▶ **Work to be completed**
The entries follow. Copy every line in which "label" appears.

▶ **Data to examine**
══════
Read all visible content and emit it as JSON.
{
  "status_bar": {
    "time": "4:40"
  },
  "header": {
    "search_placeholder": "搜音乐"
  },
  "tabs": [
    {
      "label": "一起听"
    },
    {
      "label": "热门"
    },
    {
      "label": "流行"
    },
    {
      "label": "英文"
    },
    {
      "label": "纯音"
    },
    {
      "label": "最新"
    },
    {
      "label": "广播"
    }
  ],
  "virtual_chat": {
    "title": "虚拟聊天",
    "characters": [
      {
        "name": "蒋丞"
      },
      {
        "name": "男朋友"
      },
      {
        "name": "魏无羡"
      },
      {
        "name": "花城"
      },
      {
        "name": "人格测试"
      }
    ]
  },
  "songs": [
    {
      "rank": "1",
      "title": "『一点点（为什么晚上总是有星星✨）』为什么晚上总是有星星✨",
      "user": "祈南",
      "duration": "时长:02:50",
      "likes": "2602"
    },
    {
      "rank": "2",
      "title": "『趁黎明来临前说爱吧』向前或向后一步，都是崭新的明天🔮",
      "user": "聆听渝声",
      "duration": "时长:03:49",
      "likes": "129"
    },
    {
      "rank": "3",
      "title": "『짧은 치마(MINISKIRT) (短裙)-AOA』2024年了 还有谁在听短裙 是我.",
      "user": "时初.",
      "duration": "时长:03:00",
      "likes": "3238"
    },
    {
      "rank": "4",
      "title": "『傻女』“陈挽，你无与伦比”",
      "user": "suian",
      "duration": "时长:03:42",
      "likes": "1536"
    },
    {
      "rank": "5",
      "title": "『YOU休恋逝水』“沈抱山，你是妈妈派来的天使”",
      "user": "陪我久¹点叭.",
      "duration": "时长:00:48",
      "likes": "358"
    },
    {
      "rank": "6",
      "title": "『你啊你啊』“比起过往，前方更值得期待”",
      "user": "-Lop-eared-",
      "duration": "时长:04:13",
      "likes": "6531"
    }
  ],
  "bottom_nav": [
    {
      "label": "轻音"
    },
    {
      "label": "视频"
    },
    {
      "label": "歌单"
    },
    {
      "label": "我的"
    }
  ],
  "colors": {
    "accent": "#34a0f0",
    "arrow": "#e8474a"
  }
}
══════
▶ **Exercise answer**
      "label": "一起听"
      "label": "热门"
      "label": "流行"
      "label": "英文"
      "label": "纯音"
      "label": "最新"
      "label": "广播"
      "label": "轻音"
      "label": "视频"
      "label": "歌单"
      "label": "我的"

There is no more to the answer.